The full listing should be set down exactly as it reads.
────────
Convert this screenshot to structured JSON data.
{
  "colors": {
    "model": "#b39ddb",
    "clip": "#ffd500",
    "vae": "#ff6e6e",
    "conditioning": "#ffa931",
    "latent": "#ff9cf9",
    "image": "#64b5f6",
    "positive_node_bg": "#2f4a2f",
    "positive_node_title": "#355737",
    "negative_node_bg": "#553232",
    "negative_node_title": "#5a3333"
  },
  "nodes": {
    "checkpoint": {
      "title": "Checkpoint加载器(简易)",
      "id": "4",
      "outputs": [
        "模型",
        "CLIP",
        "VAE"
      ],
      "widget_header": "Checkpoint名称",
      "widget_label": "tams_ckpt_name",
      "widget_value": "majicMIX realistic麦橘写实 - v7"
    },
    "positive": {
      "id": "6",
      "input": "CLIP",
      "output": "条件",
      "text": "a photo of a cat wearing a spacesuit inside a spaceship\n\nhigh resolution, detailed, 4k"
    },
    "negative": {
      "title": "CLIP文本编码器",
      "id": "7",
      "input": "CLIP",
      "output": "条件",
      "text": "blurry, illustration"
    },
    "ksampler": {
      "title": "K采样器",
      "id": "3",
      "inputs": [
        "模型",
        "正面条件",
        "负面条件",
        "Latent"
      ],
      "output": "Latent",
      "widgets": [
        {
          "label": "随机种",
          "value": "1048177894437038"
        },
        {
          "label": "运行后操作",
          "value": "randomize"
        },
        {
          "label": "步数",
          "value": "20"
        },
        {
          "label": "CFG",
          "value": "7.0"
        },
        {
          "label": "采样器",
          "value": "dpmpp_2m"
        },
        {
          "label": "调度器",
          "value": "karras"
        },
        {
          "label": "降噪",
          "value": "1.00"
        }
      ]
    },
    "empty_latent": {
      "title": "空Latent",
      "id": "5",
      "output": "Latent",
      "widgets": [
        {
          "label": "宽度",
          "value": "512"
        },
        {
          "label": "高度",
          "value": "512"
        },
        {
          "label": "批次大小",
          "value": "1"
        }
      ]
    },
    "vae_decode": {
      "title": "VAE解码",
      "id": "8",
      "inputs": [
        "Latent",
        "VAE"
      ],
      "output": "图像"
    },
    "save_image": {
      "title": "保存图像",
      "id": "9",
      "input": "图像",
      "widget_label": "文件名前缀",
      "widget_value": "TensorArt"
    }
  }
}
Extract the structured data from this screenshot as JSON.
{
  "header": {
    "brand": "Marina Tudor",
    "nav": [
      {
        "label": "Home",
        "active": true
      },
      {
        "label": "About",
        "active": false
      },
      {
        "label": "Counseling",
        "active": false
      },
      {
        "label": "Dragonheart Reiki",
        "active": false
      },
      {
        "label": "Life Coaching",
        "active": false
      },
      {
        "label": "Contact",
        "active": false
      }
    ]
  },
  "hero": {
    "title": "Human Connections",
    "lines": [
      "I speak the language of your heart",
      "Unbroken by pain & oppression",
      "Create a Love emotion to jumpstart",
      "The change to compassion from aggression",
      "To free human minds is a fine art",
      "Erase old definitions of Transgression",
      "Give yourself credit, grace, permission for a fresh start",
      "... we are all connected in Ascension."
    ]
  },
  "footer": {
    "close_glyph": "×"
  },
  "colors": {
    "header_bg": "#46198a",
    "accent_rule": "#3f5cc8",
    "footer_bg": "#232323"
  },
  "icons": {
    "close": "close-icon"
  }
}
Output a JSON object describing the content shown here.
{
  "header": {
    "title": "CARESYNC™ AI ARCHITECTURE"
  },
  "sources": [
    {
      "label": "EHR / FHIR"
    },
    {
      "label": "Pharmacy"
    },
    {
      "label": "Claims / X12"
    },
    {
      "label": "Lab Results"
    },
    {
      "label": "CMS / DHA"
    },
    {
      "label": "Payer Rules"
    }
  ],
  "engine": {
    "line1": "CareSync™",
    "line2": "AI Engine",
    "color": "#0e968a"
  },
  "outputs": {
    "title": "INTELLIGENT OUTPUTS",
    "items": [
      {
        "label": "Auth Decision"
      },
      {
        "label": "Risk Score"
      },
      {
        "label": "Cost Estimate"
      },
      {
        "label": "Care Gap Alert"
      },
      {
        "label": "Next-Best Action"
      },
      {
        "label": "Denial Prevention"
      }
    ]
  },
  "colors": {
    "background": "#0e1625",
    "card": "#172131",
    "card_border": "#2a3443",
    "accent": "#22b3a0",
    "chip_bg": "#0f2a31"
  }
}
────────
> [Output]:
Convert this screenshot to structured JSON data.
{
  "colors": {
    "model": "#b39ddb",
    "clip": "#ffd500",
    "vae": "#ff6e6e",
    "conditioning": "#ffa931",
    "latent": "#ff9cf9",
    "image": "#64b5f6",
    "positive_node_bg": "#2f4a2f",
    "positive_node_title": "#355737",
    "negative_node_bg": "#553232",
    "negative_node_title": "#5a3333"
  },
  "nodes": {
    "checkpoint": {
      "title": "Checkpoint加载器(简易)",
      "id": "4",
      "outputs": [
        "模型",
        "CLIP",
        "VAE"
      ],
      "widget_header": "Checkpoint名称",
      "widget_label": "tams_ckpt_name",
      "widget_value": "majicMIX realistic麦橘写实 - v7"
    },
    "positive": {
      "id": "6",
      "input": "CLIP",
      "output": "条件",
      "text": "a photo of a cat wearing a spacesuit inside a spaceship\n\nhigh resolution, detailed, 4k"
    },
    "negative": {
      "title": "CLIP文本编码器",
      "id": "7",
      "input": "CLIP",
      "output": "条件",
      "text": "blurry, illustration"
    },
    "ksampler": {
      "title": "K采样器",
      "id": "3",
      "inputs": [
        "模型",
        "正面条件",
        "负面条件",
        "Latent"
      ],
      "output": "Latent",
      "widgets": [
        {
          "label": "随机种",
          "value": "1048177894437038"
        },
        {
          "label": "运行后操作",
          "value": "randomize"
        },
        {
          "label": "步数",
          "value": "20"
        },
        {
          "label": "CFG",
          "value": "7.0"
        },
        {
          "label": "采样器",
          "value": "dpmpp_2m"
        },
        {
          "label": "调度器",
          "value": "karras"
        },
        {
          "label": "降噪",
          "value": "1.00"
        }
      ]
    },
    "empty_latent": {
      "title": "空Latent",
      "id": "5",
      "output": "Latent",
      "widgets": [
        {
          "label": "宽度",
          "value": "512"
        },
        {
          "label": "高度",
          "value": "512"
        },
        {
          "label": "批次大小",
          "value": "1"
        }
      ]
    },
    "vae_decode": {
      "title": "VAE解码",
      "id": "8",
      "inputs": [
        "Latent",
        "VAE"
      ],
      "output": "图像"
    },
    "save_image": {
      "title": "保存图像",
      "id": "9",
      "input": "图像",
      "widget_label": "文件名前缀",
      "widget_value": "TensorArt"
    }
  }
}
Extract the structured data from this screenshot as JSON.
{
  "header": {
    "brand": "Marina Tudor",
    "nav": [
      {
        "label": "Home",
        "active": true
      },
      {
        "label": "About",
        "active": false
      },
      {
        "label": "Counseling",
        "active": false
      },
      {
        "label": "Dragonheart Reiki",
        "active": false
      },
      {
        "label": "Life Coaching",
        "active": false
      },
      {
        "label": "Contact",
        "active": false
      }
    ]
  },
  "hero": {
    "title": "Human Connections",
    "lines": [
      "I speak the language of your heart",
      "Unbroken by pain & oppression",
      "Create a Love emotion to jumpstart",
      "The change to compassion from aggression",
      "To free human minds is a fine art",
      "Erase old definitions of Transgression",
      "Give yourself credit, grace, permission for a fresh start",
      "... we are all connected in Ascension."
    ]
  },
  "footer": {
    "close_glyph": "×"
  },
  "colors": {
    "header_bg": "#46198a",
    "accent_rule": "#3f5cc8",
    "footer_bg": "#232323"
  },
  "icons": {
    "close": "close-icon"
  }
}
Output a JSON object describing the content shown here.
{
  "header": {
    "title": "CARESYNC™ AI ARCHITECTURE"
  },
  "sources": [
    {
      "label": "EHR / FHIR"
    },
    {
      "label": "Pharmacy"
    },
    {
      "label": "Claims / X12"
    },
    {
      "label": "Lab Results"
    },
    {
      "label": "CMS / DHA"
    },
    {
      "label": "Payer Rules"
    }
  ],
  "engine": {
    "line1": "CareSync™",
    "line2": "AI Engine",
    "color": "#0e968a"
  },
  "outputs": {
    "title": "INTELLIGENT OUTPUTS",
    "items": [
      {
        "label": "Auth Decision"
      },
      {
        "label": "Risk Score"
      },
      {
        "label": "Cost Estimate"
      },
      {
        "label": "Care Gap Alert"
      },
      {
        "label": "Next-Best Action"
      },
      {
        "label": "Denial Prevention"
      }
    ]
  },
  "colors": {
    "background": "#0e1625",
    "card": "#172131",
    "card_border": "#2a3443",
    "accent": "#22b3a0",
    "chip_bg": "#0f2a31"
  }
}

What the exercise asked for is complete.